Q&A: Venki Padmanabhan, CEO, Royal Enfield


Venki Padmanabhan

Royal Enfield Motors, the oldest motorcycle brand, is a niche player and has huge “fan following”. The company, which has been struggling to sell 24,000 vehicles a year, has now set a target of 70,000 units. However, there has been dissatisfaction among customers over the issue of delivery period and the quality. Agrees Venki Padmanabhan, who has recently taken over as the chief executive officer. He talks to T E Narasimhan about his vision and challenges. Edited excerpts:

How was the last year in terms of sales?
We sold 52,574 units, compared to 51,955 a year ago. This year we have set a target of 70,000 units, an increase of 33 per cent. It will be a very very exciting year. Remember, there were days we even struggled to manufacture and sell 2,000 vehicles a month.

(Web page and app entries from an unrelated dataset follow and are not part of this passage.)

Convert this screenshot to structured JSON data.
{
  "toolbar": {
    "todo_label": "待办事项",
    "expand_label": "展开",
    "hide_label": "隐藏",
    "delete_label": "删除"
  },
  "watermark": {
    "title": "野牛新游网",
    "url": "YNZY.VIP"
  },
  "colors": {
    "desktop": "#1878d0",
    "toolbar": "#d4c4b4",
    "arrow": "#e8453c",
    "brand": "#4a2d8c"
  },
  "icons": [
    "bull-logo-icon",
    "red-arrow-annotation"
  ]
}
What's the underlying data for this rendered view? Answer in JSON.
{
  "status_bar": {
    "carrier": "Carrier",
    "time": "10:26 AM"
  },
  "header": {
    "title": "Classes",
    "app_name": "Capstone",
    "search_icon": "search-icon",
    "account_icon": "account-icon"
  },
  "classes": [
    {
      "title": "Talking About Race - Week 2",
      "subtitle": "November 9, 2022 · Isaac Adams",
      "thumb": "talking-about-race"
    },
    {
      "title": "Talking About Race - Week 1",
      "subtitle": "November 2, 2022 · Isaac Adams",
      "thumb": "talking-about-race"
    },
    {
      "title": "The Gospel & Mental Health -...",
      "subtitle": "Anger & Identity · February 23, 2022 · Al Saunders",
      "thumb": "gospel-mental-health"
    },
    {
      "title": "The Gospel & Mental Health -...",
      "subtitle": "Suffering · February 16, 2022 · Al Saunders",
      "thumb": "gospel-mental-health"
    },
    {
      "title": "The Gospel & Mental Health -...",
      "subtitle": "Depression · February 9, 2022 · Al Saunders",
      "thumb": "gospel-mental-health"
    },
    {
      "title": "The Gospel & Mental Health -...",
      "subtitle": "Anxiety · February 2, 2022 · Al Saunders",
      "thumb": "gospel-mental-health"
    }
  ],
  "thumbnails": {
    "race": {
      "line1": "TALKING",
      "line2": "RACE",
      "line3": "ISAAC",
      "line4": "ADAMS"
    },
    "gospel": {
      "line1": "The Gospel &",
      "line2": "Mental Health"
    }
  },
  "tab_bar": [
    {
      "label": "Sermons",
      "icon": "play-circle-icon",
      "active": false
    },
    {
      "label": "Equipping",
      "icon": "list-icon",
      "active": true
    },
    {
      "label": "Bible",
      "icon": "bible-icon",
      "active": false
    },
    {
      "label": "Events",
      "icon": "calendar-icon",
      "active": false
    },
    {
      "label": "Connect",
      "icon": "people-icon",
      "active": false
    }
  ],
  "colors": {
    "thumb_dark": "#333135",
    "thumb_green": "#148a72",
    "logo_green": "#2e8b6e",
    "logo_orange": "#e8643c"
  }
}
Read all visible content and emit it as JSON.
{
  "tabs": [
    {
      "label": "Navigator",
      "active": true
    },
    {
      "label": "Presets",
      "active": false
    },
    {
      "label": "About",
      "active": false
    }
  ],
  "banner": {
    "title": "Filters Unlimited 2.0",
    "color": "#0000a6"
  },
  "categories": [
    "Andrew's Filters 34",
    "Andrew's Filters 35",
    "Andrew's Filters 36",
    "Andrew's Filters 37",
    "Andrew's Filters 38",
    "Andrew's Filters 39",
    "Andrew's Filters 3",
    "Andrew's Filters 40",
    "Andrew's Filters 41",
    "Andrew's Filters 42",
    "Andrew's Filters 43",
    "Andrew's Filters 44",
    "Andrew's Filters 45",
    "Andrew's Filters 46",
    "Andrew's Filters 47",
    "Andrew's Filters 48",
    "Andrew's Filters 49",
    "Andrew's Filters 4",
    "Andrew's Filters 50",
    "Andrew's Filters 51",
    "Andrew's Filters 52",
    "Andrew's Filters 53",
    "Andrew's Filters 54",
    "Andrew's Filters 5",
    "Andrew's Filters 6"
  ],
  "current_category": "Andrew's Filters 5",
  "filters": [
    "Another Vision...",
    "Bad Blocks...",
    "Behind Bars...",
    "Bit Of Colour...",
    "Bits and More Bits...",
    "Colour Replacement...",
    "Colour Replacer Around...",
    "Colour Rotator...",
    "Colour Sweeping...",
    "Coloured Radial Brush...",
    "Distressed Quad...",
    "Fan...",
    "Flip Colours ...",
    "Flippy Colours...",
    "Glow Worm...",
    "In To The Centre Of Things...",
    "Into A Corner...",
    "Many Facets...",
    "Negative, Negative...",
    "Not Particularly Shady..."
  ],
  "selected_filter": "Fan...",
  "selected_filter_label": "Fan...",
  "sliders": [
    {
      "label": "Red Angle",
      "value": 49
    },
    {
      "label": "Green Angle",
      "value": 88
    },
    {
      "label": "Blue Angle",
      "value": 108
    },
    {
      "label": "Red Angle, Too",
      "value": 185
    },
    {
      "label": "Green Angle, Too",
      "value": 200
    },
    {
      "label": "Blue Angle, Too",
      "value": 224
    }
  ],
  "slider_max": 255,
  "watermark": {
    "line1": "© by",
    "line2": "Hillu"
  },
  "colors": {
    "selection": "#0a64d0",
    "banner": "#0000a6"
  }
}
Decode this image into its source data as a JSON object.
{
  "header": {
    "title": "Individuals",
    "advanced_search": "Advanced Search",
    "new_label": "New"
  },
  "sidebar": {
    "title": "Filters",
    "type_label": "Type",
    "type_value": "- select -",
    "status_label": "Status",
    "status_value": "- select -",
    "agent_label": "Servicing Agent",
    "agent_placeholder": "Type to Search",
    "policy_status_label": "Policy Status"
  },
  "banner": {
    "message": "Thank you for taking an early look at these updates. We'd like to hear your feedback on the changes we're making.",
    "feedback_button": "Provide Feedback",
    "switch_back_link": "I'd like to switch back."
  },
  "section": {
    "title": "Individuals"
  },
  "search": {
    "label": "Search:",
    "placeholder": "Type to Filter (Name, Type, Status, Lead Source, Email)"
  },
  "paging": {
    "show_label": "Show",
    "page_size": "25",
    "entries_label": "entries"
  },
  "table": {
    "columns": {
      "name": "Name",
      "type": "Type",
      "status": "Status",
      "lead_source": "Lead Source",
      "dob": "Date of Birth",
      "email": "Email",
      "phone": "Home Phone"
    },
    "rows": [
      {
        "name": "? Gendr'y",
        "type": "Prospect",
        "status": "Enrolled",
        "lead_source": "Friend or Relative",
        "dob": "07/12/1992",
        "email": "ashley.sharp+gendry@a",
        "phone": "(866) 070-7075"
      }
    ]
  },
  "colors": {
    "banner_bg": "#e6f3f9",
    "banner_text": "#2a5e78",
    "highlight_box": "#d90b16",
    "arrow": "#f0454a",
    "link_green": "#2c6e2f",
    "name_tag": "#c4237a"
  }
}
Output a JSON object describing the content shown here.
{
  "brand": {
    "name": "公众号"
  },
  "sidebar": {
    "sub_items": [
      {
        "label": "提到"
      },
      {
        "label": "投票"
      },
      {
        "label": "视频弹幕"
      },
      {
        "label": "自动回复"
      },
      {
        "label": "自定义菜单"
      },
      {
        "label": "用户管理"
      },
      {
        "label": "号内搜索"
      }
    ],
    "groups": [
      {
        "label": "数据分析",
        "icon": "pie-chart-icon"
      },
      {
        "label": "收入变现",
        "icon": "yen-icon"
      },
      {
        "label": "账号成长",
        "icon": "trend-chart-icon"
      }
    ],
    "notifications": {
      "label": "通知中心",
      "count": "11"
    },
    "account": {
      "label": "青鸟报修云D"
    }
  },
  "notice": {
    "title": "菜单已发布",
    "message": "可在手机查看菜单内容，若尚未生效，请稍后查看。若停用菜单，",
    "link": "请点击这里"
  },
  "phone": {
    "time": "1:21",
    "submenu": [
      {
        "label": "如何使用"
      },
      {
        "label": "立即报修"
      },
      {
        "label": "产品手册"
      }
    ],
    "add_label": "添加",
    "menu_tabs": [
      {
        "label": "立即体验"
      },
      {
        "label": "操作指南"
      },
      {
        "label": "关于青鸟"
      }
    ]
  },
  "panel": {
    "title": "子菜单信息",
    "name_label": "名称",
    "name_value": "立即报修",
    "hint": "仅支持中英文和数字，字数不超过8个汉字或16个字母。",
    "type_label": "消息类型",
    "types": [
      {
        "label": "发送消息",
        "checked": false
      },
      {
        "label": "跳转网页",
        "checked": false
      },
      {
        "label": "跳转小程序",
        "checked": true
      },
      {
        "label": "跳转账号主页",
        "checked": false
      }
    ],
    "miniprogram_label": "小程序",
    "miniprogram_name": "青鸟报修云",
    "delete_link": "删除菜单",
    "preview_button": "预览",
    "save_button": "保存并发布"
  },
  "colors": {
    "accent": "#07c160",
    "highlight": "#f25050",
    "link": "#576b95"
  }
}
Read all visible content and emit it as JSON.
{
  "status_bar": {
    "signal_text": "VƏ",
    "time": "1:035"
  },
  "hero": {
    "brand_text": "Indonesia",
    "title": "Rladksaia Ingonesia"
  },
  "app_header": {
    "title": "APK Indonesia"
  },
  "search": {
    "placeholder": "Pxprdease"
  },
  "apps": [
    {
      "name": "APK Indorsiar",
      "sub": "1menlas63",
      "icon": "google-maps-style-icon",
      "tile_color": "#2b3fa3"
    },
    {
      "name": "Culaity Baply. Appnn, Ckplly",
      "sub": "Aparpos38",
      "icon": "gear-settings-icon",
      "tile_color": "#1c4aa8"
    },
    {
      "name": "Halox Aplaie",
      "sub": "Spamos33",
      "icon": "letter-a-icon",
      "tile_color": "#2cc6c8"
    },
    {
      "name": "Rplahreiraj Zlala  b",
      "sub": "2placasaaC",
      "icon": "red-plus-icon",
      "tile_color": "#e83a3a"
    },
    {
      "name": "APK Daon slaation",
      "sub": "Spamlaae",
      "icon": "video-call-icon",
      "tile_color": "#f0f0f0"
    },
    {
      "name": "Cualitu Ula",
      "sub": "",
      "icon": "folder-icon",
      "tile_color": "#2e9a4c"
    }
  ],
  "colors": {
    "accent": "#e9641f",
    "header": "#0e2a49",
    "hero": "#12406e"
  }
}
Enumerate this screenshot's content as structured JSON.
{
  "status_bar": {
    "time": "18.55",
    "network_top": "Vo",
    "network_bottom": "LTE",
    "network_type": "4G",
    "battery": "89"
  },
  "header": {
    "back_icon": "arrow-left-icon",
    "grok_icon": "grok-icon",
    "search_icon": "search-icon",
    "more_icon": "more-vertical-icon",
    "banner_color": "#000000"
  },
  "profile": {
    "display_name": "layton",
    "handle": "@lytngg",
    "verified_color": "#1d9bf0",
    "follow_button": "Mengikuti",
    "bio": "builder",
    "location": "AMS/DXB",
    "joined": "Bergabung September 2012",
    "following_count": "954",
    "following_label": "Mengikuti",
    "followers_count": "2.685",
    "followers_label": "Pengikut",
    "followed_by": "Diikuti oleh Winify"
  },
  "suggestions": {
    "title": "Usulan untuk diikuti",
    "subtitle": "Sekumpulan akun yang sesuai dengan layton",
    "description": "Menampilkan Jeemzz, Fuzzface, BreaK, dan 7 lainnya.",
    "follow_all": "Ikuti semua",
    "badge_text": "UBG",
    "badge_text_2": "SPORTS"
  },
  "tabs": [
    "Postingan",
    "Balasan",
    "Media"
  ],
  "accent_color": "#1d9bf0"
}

Were you able to meet the demand then?
No. The more we make, the more we fall behind. Despite increasing our volumes to 6,000 a month from 4,000, we could not match the demand, and our waiting period is still higher. While the demand is for 7,500 vehicles, we could manufacture only 6,000 vehicles. For instance, the waiting period for a Classic 300, one of the top-selling models, is six-eight months.


What are the bottlenecks and how do you plan to address these?
There are three concern areas — quality, supply-demand constraint and selling our products overseas.

As for the quality issues, there were complaints about the engines, which we have fixed. There were also some concerns about the clutch failures, ridding and handling issues. Our customers’ expectations are growing, especially after the launching of the Classic 500 in November 2009. The model is bought by car owners whose expectations are much higher.

We are also looking at the mis-match between the demand and supply. This was due to manufacturing constraint.

We are planning to increase our capacity to 150,000 lakh next year and to 250,000 lakh in three-five years through both greenfield and brownfield expansions. The company is looking for land in Tamil Nadu and Andhra Pradesh. The suppliers’ capacity is the other challenge. Recently we have started importing batteries from Italy, which is not only price-competitive, but helps address the quality issues.

The third focus area is reach, both domestic and overseas. In India, we have 180 dealers. We are planning to add three-four dealers every month for the next three years. Overseas, we are establishing our presence in the UK, France, Italy, Spain, USA and other countries.

But we have to take a re-look at our sales, service and distribution strategies. The company caters to 29 countries and last year 2,500 units were sold in overseas markets.Since we understood the Indian market, now it is time to look at other developing countries and Southeast Asia.

Will the capacity increase and sourcing components from outside bring down the waiting period?
It is difficult to say. As I said earlier, when we increased our capacity to 6,000 from 4,000, we thought we would address the waiting period. Instead, it increased the demand further.

Royal Enfield sells five models (Classic 500, Classic 350, Thunderbird Twinspark, Bullet 350 UCE) in India. Which, according to you helped the brand to transform?
All brands helped the company, but Classic has helped the brand grow. The company, which sold 200-300 units in November 2009, now sells 3,000 units a month. It attracts large number of car owners. The Thunderbird Twinspark, the first model to feature Royal Enfield’s revolutionary Unit Construction Engine, has attracted large number of urban information technology professionals.